A Chinese newspaper has described aspiring prime minister Peter Dutton as a “low version of Trump” as the leadership contest and a decision to effectively block Chinese telecommunications groups from bidding for 5G mobile phone networks deliver a fresh blow to Sino-Australia relations.
The hawkish Global Times newspaper posted an editorial on social media on Thursday referencing Mr Dutton’s controversial policies on asylum seekers, his decision to boycott a 2008 national apology to the Stolen Generations and his comments about African crime gangs in Melbourne.
“This Dutton can be a called a low version of [US President Donald] Trump,” the tabloid newspaper, often critical of the Australia government, said.
“We can imagine the consequences he will bring to Australia if he is in charge of the country. This is the most embarrassing situation in Australian politics.”
The House of Representatives was shut down on Thursday after Prime Minister Malcolm Turnbull lost the support of his party and Treasurer Scott Morrison said he would stand against Mr Dutton to contest the leadership.
The move is another big setback for Australia’s relationship with its biggest trading partner. After months of tensions, Mr Turnbull offered Beijing an olive branch when he attempted to reset the relationship in a speech two weeks ago.
China welcomed the prime minister’s speech, which recognised Beijing’s desire to assert itself in the region, and lauded the “vital” contribution to regional stability that would come from the 125,000 Chinese students in Australia.
Mr Morrison, who is the acting Home Affairs Minister, on Thursday effectively banned Chinese telecommunications giants Huawei and ZTE from bidding for lucrative 5G mobile phone network contracts due to security concerns. The move will further anger China.
Diplomats say Chinese officials are bemused by Australia’s string of leadership changes since 2007, and the political brinkmanship. Latest events in Canberra further undermine Canberra’s credibility in a one-party state where its rulers are rarely challenged.
Trade Minister Steve Ciobo, who had been due to lead a delegation of Australian business leaders to Shanghai in November and is the only senior minister to visit the country this year, on Thursday resigned from the Turnbull ministry.

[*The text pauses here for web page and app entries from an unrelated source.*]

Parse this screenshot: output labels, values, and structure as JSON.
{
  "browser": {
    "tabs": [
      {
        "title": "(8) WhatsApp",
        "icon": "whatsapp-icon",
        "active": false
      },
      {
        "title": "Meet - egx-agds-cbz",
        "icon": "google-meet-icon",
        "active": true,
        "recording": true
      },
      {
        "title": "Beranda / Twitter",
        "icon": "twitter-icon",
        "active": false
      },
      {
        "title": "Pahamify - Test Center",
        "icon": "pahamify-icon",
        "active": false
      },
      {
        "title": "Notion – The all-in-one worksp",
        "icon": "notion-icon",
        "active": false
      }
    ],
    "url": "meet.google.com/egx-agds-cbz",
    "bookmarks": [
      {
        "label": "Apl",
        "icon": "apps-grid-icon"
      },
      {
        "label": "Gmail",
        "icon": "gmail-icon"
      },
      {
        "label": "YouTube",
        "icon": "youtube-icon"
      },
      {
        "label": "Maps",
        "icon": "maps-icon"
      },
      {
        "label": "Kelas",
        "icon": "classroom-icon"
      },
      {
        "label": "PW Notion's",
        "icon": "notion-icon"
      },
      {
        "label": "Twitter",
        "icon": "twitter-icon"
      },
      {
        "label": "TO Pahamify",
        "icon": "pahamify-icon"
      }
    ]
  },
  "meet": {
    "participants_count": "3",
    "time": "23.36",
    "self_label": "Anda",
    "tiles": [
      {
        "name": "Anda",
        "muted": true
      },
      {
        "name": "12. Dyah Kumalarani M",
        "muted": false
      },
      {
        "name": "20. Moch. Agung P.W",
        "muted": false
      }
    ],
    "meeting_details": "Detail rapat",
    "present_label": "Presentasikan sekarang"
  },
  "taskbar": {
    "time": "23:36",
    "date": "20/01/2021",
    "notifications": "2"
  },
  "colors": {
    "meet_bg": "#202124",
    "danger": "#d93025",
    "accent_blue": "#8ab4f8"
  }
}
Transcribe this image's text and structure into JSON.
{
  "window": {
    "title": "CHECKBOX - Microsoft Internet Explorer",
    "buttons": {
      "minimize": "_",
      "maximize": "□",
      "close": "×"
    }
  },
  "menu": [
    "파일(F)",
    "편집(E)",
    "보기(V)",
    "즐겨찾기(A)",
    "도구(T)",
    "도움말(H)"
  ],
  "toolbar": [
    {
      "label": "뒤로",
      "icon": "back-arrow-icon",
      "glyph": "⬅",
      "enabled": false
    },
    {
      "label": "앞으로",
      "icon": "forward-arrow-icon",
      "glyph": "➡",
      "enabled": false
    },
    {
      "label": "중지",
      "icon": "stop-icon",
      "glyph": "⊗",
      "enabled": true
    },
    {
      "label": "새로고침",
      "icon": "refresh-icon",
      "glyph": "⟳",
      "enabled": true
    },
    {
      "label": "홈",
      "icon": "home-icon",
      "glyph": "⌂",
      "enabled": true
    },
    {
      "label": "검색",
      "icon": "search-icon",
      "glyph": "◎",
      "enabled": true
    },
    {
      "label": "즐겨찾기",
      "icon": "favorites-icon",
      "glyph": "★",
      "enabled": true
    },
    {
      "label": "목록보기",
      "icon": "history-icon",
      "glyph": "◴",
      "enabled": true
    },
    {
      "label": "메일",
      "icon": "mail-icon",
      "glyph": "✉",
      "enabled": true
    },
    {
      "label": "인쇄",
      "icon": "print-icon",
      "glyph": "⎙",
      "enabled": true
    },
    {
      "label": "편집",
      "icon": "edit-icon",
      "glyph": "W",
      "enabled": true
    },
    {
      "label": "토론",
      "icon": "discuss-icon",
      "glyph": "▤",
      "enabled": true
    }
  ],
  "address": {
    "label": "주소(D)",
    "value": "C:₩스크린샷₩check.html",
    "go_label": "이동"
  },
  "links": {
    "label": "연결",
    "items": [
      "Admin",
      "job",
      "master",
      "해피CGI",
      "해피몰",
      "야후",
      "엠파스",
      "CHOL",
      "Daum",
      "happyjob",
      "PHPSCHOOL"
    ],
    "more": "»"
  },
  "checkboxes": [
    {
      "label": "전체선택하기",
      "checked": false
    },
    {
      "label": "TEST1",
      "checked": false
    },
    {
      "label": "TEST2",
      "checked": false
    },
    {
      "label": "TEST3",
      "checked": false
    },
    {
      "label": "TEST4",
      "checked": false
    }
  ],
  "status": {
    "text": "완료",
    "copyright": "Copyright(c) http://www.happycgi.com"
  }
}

The government said on Thursday the national security risks to 5G networks were greater than under the current technology.
“Vendors . . . subject to extrajudicial directions from a foreign government that conflict with Australian law, may risk failure by the carrier to adequately protect a 5G network from unauthorised access or interference,” acting Home Affairs Minister Scott Morrison said in a statement on Thursday morning.
While it did not specially mention China, the reference to “extrajudicial directions” is clearly aimed at the Chinese bidders.
Huawei said the outcome was “extremely disappointing”.
The Australian Financial Review revealed in April that anger over the Turnbull government’s rhetoric on China had prompted Beijing to refuse visas to ministers, while a major annual showcase of Australian trade and business in China was on the verge of being cancelled.
The government has not denied that China had delayed issuing visas to some ministers. However, Mr Turnbull’s speech this month and efforts by Foreign Minister Julie Bishop and Mr Ciobo to reset the relationship were seen as positive signs the relationship was shifting back in the right direction.
There has been little coverage in China of the political turmoil in Canberra, with the country’s media focused on trade tension with the United States.
Labor, which has also struggled with its relationship with China in the past, has been stepping up criticism of the government’s management of ties with Beijing and hopes to resolve tensions in the bilateral relationship if it wins power at the next election.
By Michael Smith